One of his friends gets yelled at, he said.

I would never get angry at one of my kids for not doing well in a sport, but I'm not the perfect sports parent. I've been known to get caught up in the moment. I've wondered why my child wasn't doing better. I'm always struggling to control my competitive nature, and I have to be careful to remember that it's their sport, not mine. But all it takes is one crazy sports parent yelling from the sidelines to remind me what I don't want to be.

I've heard over and over the best thing to say to your child after a game is, “I really enjoyed watching you play.” After one particularly rough game, my daughter and I were driving home with a friend and her daughter and the friend started venting about the game — criticizing the ref, the coach and some of the players on the team. When she was done, I just told the girls I had enjoyed watching them play. I think the girls appreciated it, and it put a quick end to the venting.

Sometimes after a bad loss or an obviously difficult swim, it's hard not to ask my kids what happened or offer advice. Many times I've done just that, but I usually regret it. They don't need me pointing out the obvious, and many times they don't really know what went wrong. If they want to talk about it, they will say something.
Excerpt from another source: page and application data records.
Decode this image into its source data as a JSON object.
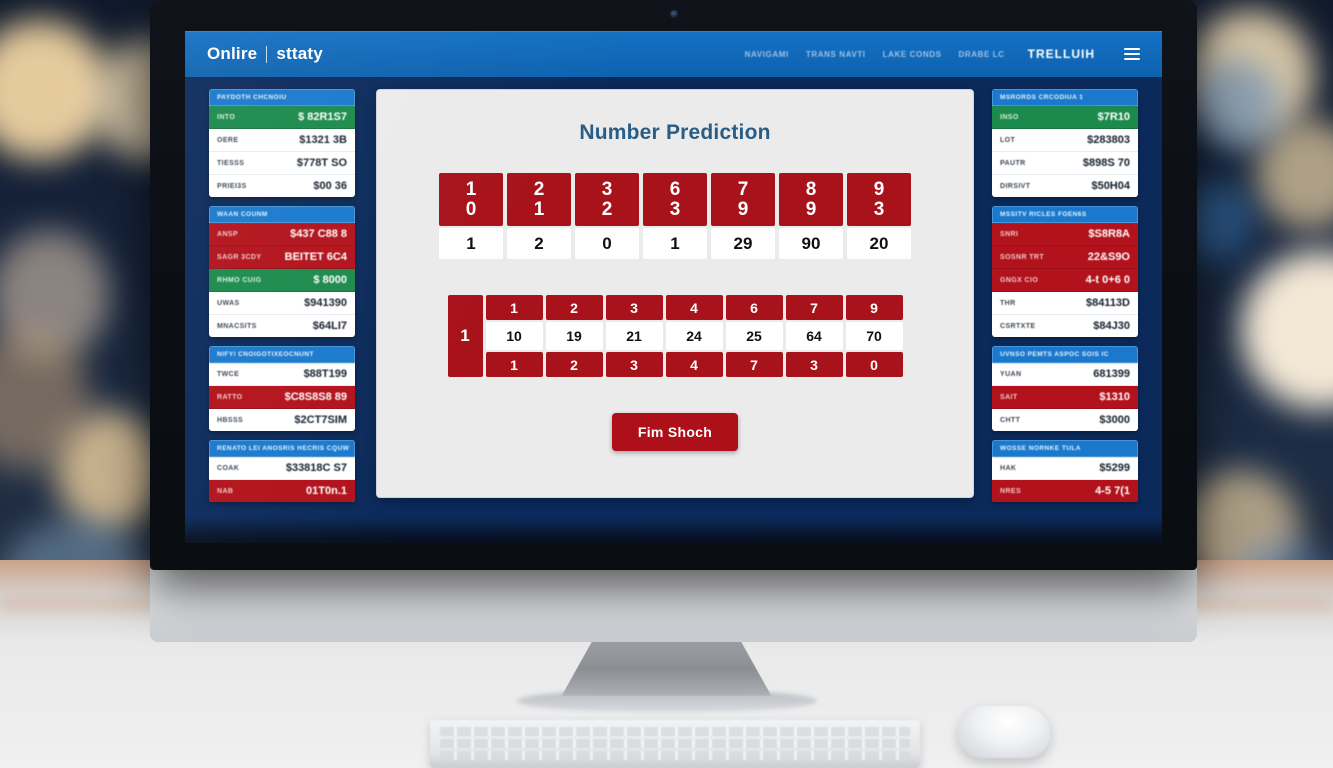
{
  "browser": {
    "brand_1": "Onlire",
    "brand_2": "sttaty",
    "nav_links": [
      "NAVIGAMI",
      "TRANS NAVTI",
      "LAKE CONDS",
      "DRABE LC"
    ],
    "nav_logo": "TRELLUIH",
    "menu_icon": "hamburger-icon"
  },
  "main": {
    "title": "Number Prediction",
    "grid_a": {
      "top": [
        "10",
        "21",
        "32",
        "63",
        "79",
        "89",
        "93"
      ],
      "bottom": [
        "1",
        "2",
        "0",
        "1",
        "29",
        "90",
        "20"
      ]
    },
    "grid_b": {
      "first": "1",
      "top": [
        "1",
        "2",
        "3",
        "4",
        "6",
        "7",
        "9"
      ],
      "middle": [
        "10",
        "19",
        "21",
        "24",
        "25",
        "64",
        "70"
      ],
      "bottom": [
        "1",
        "2",
        "3",
        "4",
        "7",
        "3",
        "0"
      ]
    },
    "button_label": "Fim Shoch"
  },
  "sidebar_left": [
    {
      "header": "PAYDOTH CHCNOIU",
      "rows": [
        {
          "label": "INTO",
          "value": "$ 82R1S7",
          "style": "green"
        },
        {
          "label": "OERE",
          "value": "$1321 3B",
          "style": "white"
        },
        {
          "label": "TIESSS",
          "value": "$778T SO",
          "style": "white"
        },
        {
          "label": "PRIEI3S",
          "value": "$00 36",
          "style": "white"
        }
      ]
    },
    {
      "header": "WAAN COUNM",
      "rows": [
        {
          "label": "ANSP",
          "value": "$437 C88 8",
          "style": "red"
        },
        {
          "label": "SAGR 3CDY",
          "value": "BEITET 6C4",
          "style": "red"
        },
        {
          "label": "RHMO CUIG",
          "value": "$ 8000",
          "style": "green"
        },
        {
          "label": "UWAS",
          "value": "$941390",
          "style": "white"
        },
        {
          "label": "MNACSITS",
          "value": "$64LI7",
          "style": "white"
        }
      ]
    },
    {
      "header": "NIFY/ CNOIGOTIXEOCNUNT",
      "rows": [
        {
          "label": "TWCE",
          "value": "$88T199",
          "style": "white"
        },
        {
          "label": "RATTO",
          "value": "$C8S8S8 89",
          "style": "red"
        },
        {
          "label": "HBSSS",
          "value": "$2CT7SIM",
          "style": "white"
        }
      ]
    },
    {
      "header": "RENATO LEI ANOSRIS HECRIS CQUW",
      "rows": [
        {
          "label": "COAK",
          "value": "$33818C S7",
          "style": "white"
        },
        {
          "label": "NAB",
          "value": "01T0n.1",
          "style": "red"
        }
      ]
    }
  ],
  "sidebar_right": [
    {
      "header": "MSRORDS CRCODIUA 1",
      "rows": [
        {
          "label": "INSO",
          "value": "$7R10",
          "style": "green"
        },
        {
          "label": "LOT",
          "value": "$283803",
          "style": "white"
        },
        {
          "label": "PAUTR",
          "value": "$898S 70",
          "style": "white"
        },
        {
          "label": "DIRSIVT",
          "value": "$50H04",
          "style": "white"
        }
      ]
    },
    {
      "header": "MSSITV RICLES FOEN6S",
      "rows": [
        {
          "label": "SNRI",
          "value": "$S8R8A",
          "style": "red"
        },
        {
          "label": "SOSNR TRT",
          "value": "22&S9O",
          "style": "red"
        },
        {
          "label": "GNGX CIO",
          "value": "4-t 0+6 0",
          "style": "red"
        },
        {
          "label": "THR",
          "value": "$84113D",
          "style": "white"
        },
        {
          "label": "CSRTXTE",
          "value": "$84J30",
          "style": "white"
        }
      ]
    },
    {
      "header": "UVNSO PEMTS ASPOC SOIS IC",
      "rows": [
        {
          "label": "YUAN",
          "value": "681399",
          "style": "white"
        },
        {
          "label": "SAIT",
          "value": "$1310",
          "style": "red"
        },
        {
          "label": "CHTT",
          "value": "$3000",
          "style": "white"
        }
      ]
    },
    {
      "header": "WOSSE NORNKE TULA",
      "rows": [
        {
          "label": "HAK",
          "value": "$5299",
          "style": "white"
        },
        {
          "label": "NRES",
          "value": "4-5 7(1",
          "style": "red"
        }
      ]
    }
  ],
  "colors": {
    "brand_blue": "#0e62ae",
    "page_blue": "#0b2a5b",
    "accent_red": "#a8121a",
    "accent_green": "#1b8a4b",
    "panel_bg": "#ebebeb",
    "title_blue": "#2a5d86"
  }
}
And no matter what happens, I try to come up with something positive to say. I do enjoy watching them do whatever it is they love to do — regardless of how they do. And above all, I want them to keep loving it.

If you are looking for top-notch advice on how to support your young athlete, check out our story Advice from the pros on how to best parent young athletes. We asked professionals like Raven Steve Smith Jr., coaches like Brenda Frese and Olympic soccer player Ali Krieger the best way to be a supportive parent, and they have some great answers.

Over the years I've encouraged my kids to be the best they can be. I've pushed them to continue a sport when they were hesitant. Sometimes it's worked and sometimes it's backfired. There have been hard times when they've been cut from a team and great times when their hard work has paid off. No matter what happens, I try to be there to support them.

And it's my hope they will never look back and regret what they have done.

Photo above by Rasika Mathias

To read more FranklyStein click here

Fam2016 W

FranklyStein is a blog by Chesapeake Family Magazine editor Betsy Stein, who lives in Catonsville with her husband, Chris, and four children, Maggie, 17, Lilly, 16, Adam, 16, and Jonah, 11.

 

© 2018 Chesapeake Family Life. All Rights Reserved.